Like many middle-school aged boys, R.J. Brown goes to camp in the summer.
Unlike many of them, he spends most of his time confined to a wheelchair.
“I have duchenne. It's a type of muscular dystrophy that as I get older it gets worser,” camper R.J. Brown said.
For the past few years, R.J. has come to the MDA camp to at least try and forget about his disease.
While he's in his wheelchair, it's hard to forget; that's why his favorite activity is the one he doesn't need a wheelchair for.
R.J. said he doesn’t need any help when he’s in the pool.
“The only thing I need help with is getting up,” R.J. said.
The camp counselors who volunteer put the kids into the pool by either physically lifting them, like R.J., or lowering them in using tools.
“[The campers], they're worried all the time, they're very, any movement on our part with them is scary for them.

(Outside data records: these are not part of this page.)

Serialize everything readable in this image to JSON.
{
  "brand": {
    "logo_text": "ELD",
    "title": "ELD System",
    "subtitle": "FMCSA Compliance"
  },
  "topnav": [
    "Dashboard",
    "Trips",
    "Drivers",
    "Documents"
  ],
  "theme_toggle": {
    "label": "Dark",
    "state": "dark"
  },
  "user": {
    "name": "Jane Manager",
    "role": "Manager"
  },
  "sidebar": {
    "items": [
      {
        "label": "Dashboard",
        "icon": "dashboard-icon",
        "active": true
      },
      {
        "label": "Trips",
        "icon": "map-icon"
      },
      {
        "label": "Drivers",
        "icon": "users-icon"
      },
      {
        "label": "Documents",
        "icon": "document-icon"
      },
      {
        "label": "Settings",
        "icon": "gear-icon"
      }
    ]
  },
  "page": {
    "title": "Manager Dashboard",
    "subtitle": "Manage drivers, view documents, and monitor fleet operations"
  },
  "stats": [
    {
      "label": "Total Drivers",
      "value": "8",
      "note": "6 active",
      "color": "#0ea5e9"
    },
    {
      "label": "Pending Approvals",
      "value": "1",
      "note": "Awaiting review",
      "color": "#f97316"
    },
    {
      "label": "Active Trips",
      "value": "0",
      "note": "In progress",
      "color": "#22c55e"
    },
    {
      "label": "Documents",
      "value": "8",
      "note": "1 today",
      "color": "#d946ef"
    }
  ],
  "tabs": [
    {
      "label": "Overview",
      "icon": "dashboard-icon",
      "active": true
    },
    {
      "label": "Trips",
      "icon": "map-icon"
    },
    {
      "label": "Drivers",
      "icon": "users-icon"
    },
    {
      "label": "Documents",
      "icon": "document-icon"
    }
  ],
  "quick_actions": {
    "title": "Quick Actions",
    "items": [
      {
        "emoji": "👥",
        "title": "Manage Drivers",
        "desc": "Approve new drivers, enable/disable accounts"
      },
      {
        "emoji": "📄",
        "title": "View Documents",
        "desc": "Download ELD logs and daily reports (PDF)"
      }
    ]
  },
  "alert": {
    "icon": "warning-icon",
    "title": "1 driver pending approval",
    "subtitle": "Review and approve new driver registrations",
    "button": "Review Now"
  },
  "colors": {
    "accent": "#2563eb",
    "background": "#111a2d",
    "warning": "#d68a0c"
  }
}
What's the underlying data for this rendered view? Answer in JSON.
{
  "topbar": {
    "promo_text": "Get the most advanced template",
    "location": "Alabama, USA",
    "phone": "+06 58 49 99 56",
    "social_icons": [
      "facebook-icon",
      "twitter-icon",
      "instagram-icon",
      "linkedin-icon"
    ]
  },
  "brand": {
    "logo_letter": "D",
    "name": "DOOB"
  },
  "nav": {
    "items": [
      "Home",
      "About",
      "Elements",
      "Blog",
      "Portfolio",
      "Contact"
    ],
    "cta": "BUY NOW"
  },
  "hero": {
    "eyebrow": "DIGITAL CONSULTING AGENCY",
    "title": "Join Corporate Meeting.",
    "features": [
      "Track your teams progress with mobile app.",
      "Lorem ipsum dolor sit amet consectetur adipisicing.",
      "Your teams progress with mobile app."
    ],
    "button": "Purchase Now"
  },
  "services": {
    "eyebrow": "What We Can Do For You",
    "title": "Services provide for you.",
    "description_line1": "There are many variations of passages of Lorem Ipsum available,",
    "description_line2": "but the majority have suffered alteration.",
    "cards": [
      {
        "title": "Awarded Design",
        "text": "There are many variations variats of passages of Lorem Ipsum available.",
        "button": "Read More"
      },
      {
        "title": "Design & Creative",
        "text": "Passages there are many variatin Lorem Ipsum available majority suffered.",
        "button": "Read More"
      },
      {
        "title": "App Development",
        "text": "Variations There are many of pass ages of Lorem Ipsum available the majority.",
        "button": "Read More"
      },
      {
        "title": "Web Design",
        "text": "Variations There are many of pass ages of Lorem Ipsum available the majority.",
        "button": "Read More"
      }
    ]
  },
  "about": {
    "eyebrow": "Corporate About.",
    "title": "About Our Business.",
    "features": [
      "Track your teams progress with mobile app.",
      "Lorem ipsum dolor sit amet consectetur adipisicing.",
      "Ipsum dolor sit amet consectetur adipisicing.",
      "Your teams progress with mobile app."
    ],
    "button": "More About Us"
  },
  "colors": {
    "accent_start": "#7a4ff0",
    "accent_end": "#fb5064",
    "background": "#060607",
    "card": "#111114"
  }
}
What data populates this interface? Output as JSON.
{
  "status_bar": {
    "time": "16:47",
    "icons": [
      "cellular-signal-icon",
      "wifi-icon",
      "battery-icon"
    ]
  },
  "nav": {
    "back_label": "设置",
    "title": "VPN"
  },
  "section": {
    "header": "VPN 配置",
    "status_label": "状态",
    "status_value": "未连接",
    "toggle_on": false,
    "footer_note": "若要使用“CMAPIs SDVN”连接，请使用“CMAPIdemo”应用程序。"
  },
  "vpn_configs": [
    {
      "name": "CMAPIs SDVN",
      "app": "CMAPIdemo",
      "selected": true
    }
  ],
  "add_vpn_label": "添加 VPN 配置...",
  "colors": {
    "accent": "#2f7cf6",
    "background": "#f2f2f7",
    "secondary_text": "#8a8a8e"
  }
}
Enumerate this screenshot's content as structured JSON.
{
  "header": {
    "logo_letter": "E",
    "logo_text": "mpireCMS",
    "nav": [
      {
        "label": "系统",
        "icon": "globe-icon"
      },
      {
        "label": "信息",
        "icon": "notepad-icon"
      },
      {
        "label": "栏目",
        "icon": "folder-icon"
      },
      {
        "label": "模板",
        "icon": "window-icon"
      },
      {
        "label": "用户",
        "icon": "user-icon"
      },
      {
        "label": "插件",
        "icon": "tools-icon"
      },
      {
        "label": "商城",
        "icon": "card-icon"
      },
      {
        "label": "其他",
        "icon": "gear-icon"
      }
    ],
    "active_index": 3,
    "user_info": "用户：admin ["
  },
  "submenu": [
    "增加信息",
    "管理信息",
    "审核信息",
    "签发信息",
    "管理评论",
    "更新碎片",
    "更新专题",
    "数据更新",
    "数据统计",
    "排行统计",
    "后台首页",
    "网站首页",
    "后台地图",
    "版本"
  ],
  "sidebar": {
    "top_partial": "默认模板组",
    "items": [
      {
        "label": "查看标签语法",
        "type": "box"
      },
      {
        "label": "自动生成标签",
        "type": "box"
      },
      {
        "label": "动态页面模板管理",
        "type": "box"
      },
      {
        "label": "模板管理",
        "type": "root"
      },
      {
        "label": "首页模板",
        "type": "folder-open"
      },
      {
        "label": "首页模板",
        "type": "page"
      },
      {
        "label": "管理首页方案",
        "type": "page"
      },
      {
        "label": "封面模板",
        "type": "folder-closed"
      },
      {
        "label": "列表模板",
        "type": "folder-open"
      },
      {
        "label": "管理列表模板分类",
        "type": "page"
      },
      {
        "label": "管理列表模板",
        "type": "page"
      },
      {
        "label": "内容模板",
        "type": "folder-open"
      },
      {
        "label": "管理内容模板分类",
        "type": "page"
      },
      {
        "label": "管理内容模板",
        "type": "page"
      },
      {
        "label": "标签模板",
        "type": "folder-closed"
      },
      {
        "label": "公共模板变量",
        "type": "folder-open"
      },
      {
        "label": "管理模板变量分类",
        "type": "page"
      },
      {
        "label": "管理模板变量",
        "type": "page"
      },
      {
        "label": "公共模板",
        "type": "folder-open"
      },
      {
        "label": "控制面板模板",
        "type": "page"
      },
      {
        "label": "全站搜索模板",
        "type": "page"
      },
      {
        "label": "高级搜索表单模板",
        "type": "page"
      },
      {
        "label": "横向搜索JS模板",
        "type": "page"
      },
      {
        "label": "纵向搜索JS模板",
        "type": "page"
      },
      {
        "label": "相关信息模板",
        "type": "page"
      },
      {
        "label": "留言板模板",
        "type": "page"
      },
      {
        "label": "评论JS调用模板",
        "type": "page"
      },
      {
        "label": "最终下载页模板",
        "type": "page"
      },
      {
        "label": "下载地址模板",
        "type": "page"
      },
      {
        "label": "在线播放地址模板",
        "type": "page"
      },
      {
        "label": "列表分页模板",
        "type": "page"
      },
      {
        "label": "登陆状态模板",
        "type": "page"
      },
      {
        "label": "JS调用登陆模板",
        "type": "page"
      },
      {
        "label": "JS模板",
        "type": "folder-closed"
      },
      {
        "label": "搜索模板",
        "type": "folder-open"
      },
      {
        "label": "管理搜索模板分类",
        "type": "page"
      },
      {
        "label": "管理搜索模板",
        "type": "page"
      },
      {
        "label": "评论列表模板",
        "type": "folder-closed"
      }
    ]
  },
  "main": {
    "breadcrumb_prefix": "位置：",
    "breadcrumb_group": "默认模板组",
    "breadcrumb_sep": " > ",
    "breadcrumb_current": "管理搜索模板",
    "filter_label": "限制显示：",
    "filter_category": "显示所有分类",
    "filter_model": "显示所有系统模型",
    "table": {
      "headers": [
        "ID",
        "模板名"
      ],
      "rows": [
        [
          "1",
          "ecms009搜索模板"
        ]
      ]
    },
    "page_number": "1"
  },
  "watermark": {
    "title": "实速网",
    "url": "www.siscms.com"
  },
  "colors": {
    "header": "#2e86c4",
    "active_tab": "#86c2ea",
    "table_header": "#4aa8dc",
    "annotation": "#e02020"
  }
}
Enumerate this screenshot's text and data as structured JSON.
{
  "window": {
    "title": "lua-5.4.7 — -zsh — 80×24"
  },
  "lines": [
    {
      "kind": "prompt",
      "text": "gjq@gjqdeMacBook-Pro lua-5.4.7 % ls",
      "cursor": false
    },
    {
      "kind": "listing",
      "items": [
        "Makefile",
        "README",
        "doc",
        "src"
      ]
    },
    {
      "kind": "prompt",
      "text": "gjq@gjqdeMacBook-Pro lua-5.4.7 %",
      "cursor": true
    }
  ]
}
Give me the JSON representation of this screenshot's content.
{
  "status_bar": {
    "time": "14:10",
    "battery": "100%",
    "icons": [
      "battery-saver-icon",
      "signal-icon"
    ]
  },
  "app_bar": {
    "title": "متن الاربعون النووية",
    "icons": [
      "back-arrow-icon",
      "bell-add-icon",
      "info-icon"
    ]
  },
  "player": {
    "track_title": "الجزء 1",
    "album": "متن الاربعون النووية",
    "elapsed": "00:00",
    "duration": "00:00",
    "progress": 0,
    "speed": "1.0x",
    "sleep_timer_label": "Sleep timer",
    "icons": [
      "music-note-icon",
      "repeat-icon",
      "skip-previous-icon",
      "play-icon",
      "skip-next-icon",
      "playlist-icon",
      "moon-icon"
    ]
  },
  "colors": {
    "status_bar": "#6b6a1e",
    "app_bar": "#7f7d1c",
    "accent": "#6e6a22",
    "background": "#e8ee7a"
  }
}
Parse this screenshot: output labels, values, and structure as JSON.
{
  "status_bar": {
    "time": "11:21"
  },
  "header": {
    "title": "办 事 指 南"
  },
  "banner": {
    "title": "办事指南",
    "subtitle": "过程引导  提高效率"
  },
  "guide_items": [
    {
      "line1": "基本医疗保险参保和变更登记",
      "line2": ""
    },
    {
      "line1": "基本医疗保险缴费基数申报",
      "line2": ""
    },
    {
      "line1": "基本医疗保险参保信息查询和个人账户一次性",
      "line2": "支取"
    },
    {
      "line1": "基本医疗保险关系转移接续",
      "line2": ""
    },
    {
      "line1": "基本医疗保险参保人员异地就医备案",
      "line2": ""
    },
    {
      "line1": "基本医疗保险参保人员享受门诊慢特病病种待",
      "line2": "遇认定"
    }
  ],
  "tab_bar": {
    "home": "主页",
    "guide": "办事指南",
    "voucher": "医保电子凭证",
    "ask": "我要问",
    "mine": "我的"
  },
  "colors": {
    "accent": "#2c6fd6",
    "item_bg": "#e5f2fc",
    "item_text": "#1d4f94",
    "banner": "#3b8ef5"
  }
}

That lift takes them off the ground and it makes them a little nervous,” Counselor Jayson Anuszkiewicz said.
Then it's that moment that kids like R.J. Brown wait for; the freedom, the independence, the excitement.
The counselors we spoke with who put the kids in the pool say the kids are completely different once they're in the water.
“So timid and so scared, once he gets in he gets all the weight off of him, they can float they can just be a kid and really enjoy themselves and it means everything to them,” Counselor J.J. Price said.
“I feel more heavier when I get out of the pool, but when I get in the pool I feel lighter,” R.J. said.
When asked if he feels like he has his condition when he’s in the pool, R.J. simply said, “No.”
23 kids spend the week together at the Muscular Dystrophy Association camp.